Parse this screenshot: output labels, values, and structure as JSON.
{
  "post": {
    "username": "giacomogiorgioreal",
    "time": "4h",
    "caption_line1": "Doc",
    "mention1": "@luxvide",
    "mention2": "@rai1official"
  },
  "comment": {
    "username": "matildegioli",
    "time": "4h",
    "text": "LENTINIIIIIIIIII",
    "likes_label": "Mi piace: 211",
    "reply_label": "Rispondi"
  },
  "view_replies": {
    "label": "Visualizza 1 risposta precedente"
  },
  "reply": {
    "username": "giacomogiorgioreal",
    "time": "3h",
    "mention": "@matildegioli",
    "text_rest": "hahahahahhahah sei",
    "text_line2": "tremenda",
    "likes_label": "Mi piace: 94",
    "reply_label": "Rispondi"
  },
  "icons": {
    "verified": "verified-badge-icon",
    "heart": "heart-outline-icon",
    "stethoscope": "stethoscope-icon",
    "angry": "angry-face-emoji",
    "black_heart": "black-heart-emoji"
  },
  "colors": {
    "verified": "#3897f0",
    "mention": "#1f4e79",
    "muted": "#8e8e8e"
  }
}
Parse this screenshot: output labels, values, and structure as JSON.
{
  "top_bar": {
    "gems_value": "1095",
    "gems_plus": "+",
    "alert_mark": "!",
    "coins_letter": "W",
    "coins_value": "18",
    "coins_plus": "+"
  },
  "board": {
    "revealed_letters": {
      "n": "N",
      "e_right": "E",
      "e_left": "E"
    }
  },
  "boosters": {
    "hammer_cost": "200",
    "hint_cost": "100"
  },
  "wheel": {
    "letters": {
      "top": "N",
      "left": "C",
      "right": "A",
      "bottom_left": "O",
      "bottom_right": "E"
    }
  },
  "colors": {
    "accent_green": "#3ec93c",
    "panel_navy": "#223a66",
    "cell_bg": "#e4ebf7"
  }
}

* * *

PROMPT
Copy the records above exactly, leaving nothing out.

ANSWER TO THE EXERCISE
Parse this screenshot: output labels, values, and structure as JSON.
{
  "post": {
    "username": "giacomogiorgioreal",
    "time": "4h",
    "caption_line1": "Doc",
    "mention1": "@luxvide",
    "mention2": "@rai1official"
  },
  "comment": {
    "username": "matildegioli",
    "time": "4h",
    "text": "LENTINIIIIIIIIII",
    "likes_label": "Mi piace: 211",
    "reply_label": "Rispondi"
  },
  "view_replies": {
    "label": "Visualizza 1 risposta precedente"
  },
  "reply": {
    "username": "giacomogiorgioreal",
    "time": "3h",
    "mention": "@matildegioli",
    "text_rest": "hahahahahhahah sei",
    "text_line2": "tremenda",
    "likes_label": "Mi piace: 94",
    "reply_label": "Rispondi"
  },
  "icons": {
    "verified": "verified-badge-icon",
    "heart": "heart-outline-icon",
    "stethoscope": "stethoscope-icon",
    "angry": "angry-face-emoji",
    "black_heart": "black-heart-emoji"
  },
  "colors": {
    "verified": "#3897f0",
    "mention": "#1f4e79",
    "muted": "#8e8e8e"
  }
}
Parse this screenshot: output labels, values, and structure as JSON.
{
  "top_bar": {
    "gems_value": "1095",
    "gems_plus": "+",
    "alert_mark": "!",
    "coins_letter": "W",
    "coins_value": "18",
    "coins_plus": "+"
  },
  "board": {
    "revealed_letters": {
      "n": "N",
      "e_right": "E",
      "e_left": "E"
    }
  },
  "boosters": {
    "hammer_cost": "200",
    "hint_cost": "100"
  },
  "wheel": {
    "letters": {
      "top": "N",
      "left": "C",
      "right": "A",
      "bottom_left": "O",
      "bottom_right": "E"
    }
  },
  "colors": {
    "accent_green": "#3ec93c",
    "panel_navy": "#223a66",
    "cell_bg": "#e4ebf7"
  }
}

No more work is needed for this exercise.